When envisioning a luxurious evening fit for royalty, a lavish feast is essential. Amongst the most extravagant foods are caviar, truffles, oysters, foie grois, and of course, the infamous lobster. The elegant fare that is now associated with high class and big dollar signs was once referred to as the "cockroach of the sea," says Business Insider. Before lobster became unattainable for the average household, you couldn't pay people to eat them.

There was once such a surplus of lobsters that they coated the beaches of Massachusetts Bay Colony, quickly becoming a universally avoided food. Native Americans and colonists used the seafood as food for crops and fish, but not themselves if they could help it. The abundance of crustaceans led to a budget-friendly cost that earned them a new nickname from the colonial era onward — the "poor man's protein." Lobster was essentially considered slop — only fit for prisoners until east coast restaurants began serving it in the 1880s, according to History.

Lobster, the fish bait turned delicacy

Unlike other common foods, lobster wasn't rationed during World War II because it had become a delicacy. This is what really pushed lobster from pricey to extravagant (per History). With the affluent population devouring lobster at outlandish costs, the crustacean became synonymous with luxury. Today, inland lobster lovers still have to pinch pennies for a nibble of the shellfish, and even those living in lobster fishing epicenters won't come across a bargain lobster roll. In Maine, where fishermen catch over 96 million pounds of lobster on an off-year, it's tough to find live lobster for a single-digit price per pound, says ABC News.
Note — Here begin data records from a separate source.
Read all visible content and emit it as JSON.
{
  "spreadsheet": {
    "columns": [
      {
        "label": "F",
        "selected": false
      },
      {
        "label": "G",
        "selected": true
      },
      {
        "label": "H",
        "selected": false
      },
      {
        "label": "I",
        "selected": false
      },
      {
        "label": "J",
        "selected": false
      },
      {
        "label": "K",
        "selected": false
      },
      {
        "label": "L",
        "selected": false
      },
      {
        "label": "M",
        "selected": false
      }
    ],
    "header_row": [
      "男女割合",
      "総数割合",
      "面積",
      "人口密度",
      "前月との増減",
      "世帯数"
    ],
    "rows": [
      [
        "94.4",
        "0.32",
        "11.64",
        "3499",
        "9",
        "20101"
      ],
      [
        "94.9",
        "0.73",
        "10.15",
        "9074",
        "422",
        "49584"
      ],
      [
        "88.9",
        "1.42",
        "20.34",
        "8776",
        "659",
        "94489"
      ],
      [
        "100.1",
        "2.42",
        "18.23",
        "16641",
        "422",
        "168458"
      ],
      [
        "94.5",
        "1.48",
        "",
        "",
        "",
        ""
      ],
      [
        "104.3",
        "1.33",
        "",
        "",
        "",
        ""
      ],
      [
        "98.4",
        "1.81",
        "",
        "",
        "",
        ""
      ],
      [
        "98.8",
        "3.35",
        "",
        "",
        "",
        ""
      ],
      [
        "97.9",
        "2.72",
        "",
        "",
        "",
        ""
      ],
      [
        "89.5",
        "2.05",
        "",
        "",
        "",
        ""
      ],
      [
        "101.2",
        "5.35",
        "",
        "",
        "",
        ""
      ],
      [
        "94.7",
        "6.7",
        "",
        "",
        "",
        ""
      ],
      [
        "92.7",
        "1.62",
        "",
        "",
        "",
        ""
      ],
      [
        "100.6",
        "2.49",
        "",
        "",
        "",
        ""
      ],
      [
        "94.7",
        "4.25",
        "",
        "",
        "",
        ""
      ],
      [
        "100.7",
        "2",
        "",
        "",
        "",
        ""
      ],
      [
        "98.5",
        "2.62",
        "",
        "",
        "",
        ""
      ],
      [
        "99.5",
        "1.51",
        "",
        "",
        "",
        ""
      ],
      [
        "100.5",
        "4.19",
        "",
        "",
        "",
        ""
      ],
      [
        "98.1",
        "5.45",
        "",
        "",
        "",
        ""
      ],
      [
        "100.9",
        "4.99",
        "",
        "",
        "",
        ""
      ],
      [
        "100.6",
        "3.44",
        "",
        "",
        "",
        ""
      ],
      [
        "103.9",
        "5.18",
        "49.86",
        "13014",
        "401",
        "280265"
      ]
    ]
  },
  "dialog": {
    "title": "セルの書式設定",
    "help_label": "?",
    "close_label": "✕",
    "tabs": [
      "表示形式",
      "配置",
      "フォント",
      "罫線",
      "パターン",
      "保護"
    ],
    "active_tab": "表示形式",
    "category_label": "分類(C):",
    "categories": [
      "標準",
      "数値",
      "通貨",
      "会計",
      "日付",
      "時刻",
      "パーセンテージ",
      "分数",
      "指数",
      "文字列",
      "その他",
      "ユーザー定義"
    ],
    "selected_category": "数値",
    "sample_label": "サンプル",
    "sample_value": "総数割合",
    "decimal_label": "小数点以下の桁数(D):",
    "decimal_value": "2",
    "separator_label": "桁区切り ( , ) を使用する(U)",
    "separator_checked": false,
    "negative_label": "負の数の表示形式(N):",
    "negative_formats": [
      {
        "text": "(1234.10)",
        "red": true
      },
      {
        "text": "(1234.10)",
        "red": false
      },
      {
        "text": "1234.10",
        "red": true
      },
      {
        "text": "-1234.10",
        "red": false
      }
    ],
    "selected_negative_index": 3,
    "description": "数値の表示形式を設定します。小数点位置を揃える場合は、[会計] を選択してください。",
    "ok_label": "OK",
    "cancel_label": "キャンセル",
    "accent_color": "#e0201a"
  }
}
It's mind-boggling that a crustacean once used as fish bait is now the winning catch, but lobster isn't the only seafood that's rebranded over the years. Oysters, the stars of most high-end raw bars, were once dished out of carts on the streets of New York City. New York Public Library shares that oysters were abundant just like lobsters, so the cost stayed low until the growing city's pollution sadly made them inedible. The Big Apple's restaurant scene still serves both oysters and lobster, just not locally sourced and certainly not cheap.